“The emergence of new Covid-19 variants such as Omicron, which was first detected in the country in November 2021, poses a downside risk to our outlook for consumer spending, particularly as a large proportion of the country’s population is unvaccinated and this could result in stricter measures being implemented once again,” says Fitch Solutions.
Growth will ease in 2022, Fitch Solution says. “Our forecast for an improvement in consumer spending in Botswana in 2022 is in line with our Country Risk team’s forecast that the economy will grow by a real rate of 5.3% over 2022, from an estimated 12.5% growth in 2021 as the low base effects from 2020 dissipate,” it says.
Fitch Solutions notes that “Our Country Risk team expects private consumption to be the main driver of Botswana’s economic growth in 2022, as disposable incomes and the labour market continue to recover from the impacts of the Covid-19 pandemic.” It says Botswana’s tourism sector has been negatively impacted by the Covid-19 pandemic and the related travel restrictions.
According to Fitch Solutions, “The emergence of the Omicron variant, which was first detected in November 2021, has resulted in travel bans being implemented on Southern African countries such as South Africa, Botswana, Lesotho, Namibia, Zimbabwe and Eswatini. This will further delay the recovery of Botswana’s tourism sector in 2021 and early 2022.” Fitch Solutions, therefore, forecasts Botswana’s tourist arrivals to grow by 81.2% in 2022, from an estimated contraction of 40.3% in 2021.
It notes that the 72.4% contraction in 2020 has created a low base for tourist arrivals to grow from. “The rollout of vaccines in South Africa and its key source markets will aid the recovery of the tourism sector over the coming months and this bodes well for the employment and incomes of people employed in the hospitality industry, particularly restaurants and hotels as well as recreation and culture businesses,” the report says.

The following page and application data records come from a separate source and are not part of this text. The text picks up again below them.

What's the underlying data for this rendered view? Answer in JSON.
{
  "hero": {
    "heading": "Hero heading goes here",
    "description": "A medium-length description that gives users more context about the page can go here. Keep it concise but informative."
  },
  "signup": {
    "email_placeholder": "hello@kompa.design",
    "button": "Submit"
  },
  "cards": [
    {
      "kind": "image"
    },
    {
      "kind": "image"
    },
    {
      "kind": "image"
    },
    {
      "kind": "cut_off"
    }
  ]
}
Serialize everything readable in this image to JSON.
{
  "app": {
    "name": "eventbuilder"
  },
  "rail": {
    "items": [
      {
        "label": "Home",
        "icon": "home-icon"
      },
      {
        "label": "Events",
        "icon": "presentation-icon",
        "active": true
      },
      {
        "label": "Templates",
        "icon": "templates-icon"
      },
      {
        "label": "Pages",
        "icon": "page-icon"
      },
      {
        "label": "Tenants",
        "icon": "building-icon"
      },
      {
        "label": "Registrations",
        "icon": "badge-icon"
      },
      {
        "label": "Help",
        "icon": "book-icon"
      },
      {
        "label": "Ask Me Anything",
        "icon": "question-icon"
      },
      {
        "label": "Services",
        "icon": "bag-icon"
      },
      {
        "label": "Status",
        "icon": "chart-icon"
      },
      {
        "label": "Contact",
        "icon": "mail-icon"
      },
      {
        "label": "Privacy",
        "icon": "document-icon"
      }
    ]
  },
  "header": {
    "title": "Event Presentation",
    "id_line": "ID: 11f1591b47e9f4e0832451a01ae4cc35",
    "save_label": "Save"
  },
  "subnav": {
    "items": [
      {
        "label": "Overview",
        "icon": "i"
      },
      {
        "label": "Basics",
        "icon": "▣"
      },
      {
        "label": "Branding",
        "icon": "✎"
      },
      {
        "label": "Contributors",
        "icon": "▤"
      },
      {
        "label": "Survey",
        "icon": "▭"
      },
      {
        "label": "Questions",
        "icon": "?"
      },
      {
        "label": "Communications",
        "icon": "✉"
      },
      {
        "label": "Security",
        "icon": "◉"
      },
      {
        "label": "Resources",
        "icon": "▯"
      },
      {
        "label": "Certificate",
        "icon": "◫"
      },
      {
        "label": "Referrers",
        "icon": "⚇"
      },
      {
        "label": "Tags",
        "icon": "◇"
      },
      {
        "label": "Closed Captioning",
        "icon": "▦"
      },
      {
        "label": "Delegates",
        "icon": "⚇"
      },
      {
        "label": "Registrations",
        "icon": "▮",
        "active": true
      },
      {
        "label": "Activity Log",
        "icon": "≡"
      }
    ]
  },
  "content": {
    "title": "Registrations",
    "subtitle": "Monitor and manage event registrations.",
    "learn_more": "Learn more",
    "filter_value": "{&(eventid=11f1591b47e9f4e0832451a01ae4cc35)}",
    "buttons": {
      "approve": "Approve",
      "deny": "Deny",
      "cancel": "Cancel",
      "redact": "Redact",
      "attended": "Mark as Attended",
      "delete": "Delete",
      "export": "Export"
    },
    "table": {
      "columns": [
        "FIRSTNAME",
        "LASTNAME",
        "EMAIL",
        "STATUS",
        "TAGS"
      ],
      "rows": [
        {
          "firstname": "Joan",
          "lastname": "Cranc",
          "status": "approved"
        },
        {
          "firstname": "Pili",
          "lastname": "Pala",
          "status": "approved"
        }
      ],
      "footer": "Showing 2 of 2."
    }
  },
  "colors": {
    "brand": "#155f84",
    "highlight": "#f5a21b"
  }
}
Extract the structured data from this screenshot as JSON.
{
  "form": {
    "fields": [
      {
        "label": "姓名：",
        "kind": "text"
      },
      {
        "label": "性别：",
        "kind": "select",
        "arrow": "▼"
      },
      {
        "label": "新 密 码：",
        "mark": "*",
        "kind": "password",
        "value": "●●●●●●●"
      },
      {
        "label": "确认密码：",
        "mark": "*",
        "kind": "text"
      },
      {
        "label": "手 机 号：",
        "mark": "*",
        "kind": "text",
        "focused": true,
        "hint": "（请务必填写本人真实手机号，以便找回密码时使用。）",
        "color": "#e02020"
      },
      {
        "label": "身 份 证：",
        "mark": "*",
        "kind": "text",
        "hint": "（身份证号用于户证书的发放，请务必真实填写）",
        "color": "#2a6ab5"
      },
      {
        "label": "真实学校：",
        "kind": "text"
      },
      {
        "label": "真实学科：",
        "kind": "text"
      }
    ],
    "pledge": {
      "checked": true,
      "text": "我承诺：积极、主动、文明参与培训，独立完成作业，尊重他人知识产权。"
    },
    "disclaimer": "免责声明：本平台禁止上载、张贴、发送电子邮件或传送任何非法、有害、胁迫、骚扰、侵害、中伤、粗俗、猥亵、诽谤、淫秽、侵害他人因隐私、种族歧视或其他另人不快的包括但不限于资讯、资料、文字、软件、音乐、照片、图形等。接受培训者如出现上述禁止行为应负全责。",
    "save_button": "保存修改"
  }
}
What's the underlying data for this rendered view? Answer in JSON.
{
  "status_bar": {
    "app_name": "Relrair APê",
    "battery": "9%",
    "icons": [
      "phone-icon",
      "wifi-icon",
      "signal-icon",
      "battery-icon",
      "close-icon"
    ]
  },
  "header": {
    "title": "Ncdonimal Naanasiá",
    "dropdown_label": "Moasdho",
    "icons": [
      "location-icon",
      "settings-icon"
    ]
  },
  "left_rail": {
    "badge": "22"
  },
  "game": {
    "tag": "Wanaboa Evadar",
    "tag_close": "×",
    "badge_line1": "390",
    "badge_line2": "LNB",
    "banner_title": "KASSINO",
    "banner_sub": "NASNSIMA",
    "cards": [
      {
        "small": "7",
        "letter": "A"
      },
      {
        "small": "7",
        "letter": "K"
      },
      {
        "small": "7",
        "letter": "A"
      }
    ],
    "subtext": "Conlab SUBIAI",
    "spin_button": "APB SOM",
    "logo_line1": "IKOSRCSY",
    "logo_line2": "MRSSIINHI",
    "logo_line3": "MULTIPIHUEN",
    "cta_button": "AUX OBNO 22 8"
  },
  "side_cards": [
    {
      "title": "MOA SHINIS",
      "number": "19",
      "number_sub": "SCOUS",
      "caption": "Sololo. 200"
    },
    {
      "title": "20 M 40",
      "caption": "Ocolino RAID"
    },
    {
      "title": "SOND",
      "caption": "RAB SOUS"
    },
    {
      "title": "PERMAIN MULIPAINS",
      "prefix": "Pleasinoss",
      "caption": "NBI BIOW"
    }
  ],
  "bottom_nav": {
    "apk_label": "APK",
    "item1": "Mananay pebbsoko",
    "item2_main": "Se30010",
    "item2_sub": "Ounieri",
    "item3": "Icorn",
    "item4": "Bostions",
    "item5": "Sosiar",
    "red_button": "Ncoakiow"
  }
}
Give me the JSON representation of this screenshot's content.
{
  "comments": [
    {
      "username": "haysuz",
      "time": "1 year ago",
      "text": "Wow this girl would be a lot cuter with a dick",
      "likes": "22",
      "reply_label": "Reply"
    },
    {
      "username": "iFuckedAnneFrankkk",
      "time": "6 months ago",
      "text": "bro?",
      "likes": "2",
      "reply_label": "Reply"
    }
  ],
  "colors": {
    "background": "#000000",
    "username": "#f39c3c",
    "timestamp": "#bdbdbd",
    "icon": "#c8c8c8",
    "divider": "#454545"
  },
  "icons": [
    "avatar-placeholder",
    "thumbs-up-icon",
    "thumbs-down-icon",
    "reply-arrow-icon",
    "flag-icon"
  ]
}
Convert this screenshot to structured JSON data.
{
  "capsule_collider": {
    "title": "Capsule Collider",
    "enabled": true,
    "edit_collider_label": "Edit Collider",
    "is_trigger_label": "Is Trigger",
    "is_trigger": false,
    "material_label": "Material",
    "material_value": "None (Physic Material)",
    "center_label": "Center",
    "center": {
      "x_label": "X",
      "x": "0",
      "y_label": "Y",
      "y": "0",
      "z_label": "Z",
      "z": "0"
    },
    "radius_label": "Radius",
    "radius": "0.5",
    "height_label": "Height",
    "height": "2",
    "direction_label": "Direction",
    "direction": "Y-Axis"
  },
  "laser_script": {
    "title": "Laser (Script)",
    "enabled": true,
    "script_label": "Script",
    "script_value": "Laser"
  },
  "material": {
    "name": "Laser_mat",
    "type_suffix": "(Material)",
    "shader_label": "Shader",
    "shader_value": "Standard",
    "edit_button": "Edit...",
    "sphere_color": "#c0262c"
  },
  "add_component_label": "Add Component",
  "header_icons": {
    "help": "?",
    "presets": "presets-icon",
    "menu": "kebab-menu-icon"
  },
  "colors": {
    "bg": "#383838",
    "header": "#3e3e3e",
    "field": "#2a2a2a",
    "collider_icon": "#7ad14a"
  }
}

Fitch Solutions further notes that with economies reopening, consumers are demanding products that they had little access to over the previous year. However, manufacturers are facing several problems. It says supply chain issues and bottlenecks are resulting in consumer goods shortages, feeding through into supply-side inflation. Fitch Solutions believes the global semiconductor shortage will continue into 2022, putting the pressure on the supply of several consumer goods.
It says the spread of the Delta variant is upending factory production in Asia, disrupting shipping and posing more shocks to the world economy. Similarly, manufacturers are facing shortages of key components and higher raw materials costs, the report says adding that while this is somewhat restricted to consumer goods, there is a high risk that this feeds through into more consumer services over the 2022 year.
“Our global view for a notable recovery in consumer spending relies on the ability of authorities to vaccinate a large enough proportion of their populations and thereby experience a notable drop in Covid-19 infections and a decline in hospitalisation rates,” says Fitch Solutions. Both these factors, it says, will lead to governments gradually lifting restrictions, which will boost consumer confidence and retail sales.
“As of December 6 2021, 38.4% of people in Botswana have received at least one vaccine dose. While this is low, it is higher than the Africa average of 11.3%. The vaccines being administered in Botswana include Pfizer-BioNTech, Sinovac and Johnson & Johnson. We believe that a successful vaccine rollout will aid the country’s consumer spending recovery,” says Fitch Solutions. Therefore, the agency says, “Our forecasts account for risks that are highly likely to play out in 2022, including the easing of government support. However, if other risks start to play out, this may lead to forecast revisions.”